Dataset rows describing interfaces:

================

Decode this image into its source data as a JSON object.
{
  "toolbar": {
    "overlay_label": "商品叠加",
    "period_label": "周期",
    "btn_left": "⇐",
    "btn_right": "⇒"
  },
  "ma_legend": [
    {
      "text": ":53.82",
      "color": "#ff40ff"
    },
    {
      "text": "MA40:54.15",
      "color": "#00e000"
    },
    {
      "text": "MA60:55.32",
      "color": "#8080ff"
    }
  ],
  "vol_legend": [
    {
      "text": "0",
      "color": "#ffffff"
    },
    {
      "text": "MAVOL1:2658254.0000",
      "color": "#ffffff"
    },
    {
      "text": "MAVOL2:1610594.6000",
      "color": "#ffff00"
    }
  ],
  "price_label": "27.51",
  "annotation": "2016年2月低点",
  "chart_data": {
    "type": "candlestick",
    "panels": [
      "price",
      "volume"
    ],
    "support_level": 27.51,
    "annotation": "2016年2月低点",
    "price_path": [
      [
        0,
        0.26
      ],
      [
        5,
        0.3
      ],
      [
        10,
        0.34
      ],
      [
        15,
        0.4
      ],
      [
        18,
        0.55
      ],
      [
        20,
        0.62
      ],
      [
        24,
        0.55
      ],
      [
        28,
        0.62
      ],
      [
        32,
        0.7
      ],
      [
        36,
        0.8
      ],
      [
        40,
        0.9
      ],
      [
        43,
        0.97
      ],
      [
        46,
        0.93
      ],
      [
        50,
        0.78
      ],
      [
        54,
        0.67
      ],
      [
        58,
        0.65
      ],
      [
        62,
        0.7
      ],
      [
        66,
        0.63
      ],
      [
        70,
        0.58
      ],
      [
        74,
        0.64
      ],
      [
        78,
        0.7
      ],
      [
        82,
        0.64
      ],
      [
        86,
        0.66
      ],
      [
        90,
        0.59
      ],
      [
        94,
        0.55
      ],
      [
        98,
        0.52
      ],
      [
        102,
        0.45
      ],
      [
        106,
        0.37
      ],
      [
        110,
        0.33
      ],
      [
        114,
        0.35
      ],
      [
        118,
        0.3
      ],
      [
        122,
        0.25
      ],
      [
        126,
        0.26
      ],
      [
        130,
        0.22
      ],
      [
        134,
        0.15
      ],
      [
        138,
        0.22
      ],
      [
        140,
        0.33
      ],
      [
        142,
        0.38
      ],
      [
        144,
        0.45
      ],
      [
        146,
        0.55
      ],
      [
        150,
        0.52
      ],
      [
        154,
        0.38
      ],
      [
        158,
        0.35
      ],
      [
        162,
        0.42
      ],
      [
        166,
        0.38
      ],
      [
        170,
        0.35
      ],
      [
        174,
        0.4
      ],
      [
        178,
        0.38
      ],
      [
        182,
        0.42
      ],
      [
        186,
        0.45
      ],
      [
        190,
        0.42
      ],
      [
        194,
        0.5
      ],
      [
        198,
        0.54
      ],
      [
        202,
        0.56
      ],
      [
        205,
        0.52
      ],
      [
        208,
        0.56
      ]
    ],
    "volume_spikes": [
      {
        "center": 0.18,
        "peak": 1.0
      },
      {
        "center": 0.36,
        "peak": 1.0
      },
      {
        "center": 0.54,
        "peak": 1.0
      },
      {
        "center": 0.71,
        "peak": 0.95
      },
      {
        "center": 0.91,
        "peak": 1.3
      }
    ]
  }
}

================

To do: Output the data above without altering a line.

Problem solution:
Decode this image into its source data as a JSON object.
{
  "toolbar": {
    "overlay_label": "商品叠加",
    "period_label": "周期",
    "btn_left": "⇐",
    "btn_right": "⇒"
  },
  "ma_legend": [
    {
      "text": ":53.82",
      "color": "#ff40ff"
    },
    {
      "text": "MA40:54.15",
      "color": "#00e000"
    },
    {
      "text": "MA60:55.32",
      "color": "#8080ff"
    }
  ],
  "vol_legend": [
    {
      "text": "0",
      "color": "#ffffff"
    },
    {
      "text": "MAVOL1:2658254.0000",
      "color": "#ffffff"
    },
    {
      "text": "MAVOL2:1610594.6000",
      "color": "#ffff00"
    }
  ],
  "price_label": "27.51",
  "annotation": "2016年2月低点",
  "chart_data": {
    "type": "candlestick",
    "panels": [
      "price",
      "volume"
    ],
    "support_level": 27.51,
    "annotation": "2016年2月低点",
    "price_path": [
      [
        0,
        0.26
      ],
      [
        5,
        0.3
      ],
      [
        10,
        0.34
      ],
      [
        15,
        0.4
      ],
      [
        18,
        0.55
      ],
      [
        20,
        0.62
      ],
      [
        24,
        0.55
      ],
      [
        28,
        0.62
      ],
      [
        32,
        0.7
      ],
      [
        36,
        0.8
      ],
      [
        40,
        0.9
      ],
      [
        43,
        0.97
      ],
      [
        46,
        0.93
      ],
      [
        50,
        0.78
      ],
      [
        54,
        0.67
      ],
      [
        58,
        0.65
      ],
      [
        62,
        0.7
      ],
      [
        66,
        0.63
      ],
      [
        70,
        0.58
      ],
      [
        74,
        0.64
      ],
      [
        78,
        0.7
      ],
      [
        82,
        0.64
      ],
      [
        86,
        0.66
      ],
      [
        90,
        0.59
      ],
      [
        94,
        0.55
      ],
      [
        98,
        0.52
      ],
      [
        102,
        0.45
      ],
      [
        106,
        0.37
      ],
      [
        110,
        0.33
      ],
      [
        114,
        0.35
      ],
      [
        118,
        0.3
      ],
      [
        122,
        0.25
      ],
      [
        126,
        0.26
      ],
      [
        130,
        0.22
      ],
      [
        134,
        0.15
      ],
      [
        138,
        0.22
      ],
      [
        140,
        0.33
      ],
      [
        142,
        0.38
      ],
      [
        144,
        0.45
      ],
      [
        146,
        0.55
      ],
      [
        150,
        0.52
      ],
      [
        154,
        0.38
      ],
      [
        158,
        0.35
      ],
      [
        162,
        0.42
      ],
      [
        166,
        0.38
      ],
      [
        170,
        0.35
      ],
      [
        174,
        0.4
      ],
      [
        178,
        0.38
      ],
      [
        182,
        0.42
      ],
      [
        186,
        0.45
      ],
      [
        190,
        0.42
      ],
      [
        194,
        0.5
      ],
      [
        198,
        0.54
      ],
      [
        202,
        0.56
      ],
      [
        205,
        0.52
      ],
      [
        208,
        0.56
      ]
    ],
    "volume_spikes": [
      {
        "center": 0.18,
        "peak": 1.0
      },
      {
        "center": 0.36,
        "peak": 1.0
      },
      {
        "center": 0.54,
        "peak": 1.0
      },
      {
        "center": 0.71,
        "peak": 0.95
      },
      {
        "center": 0.91,
        "peak": 1.3
      }
    ]
  }
}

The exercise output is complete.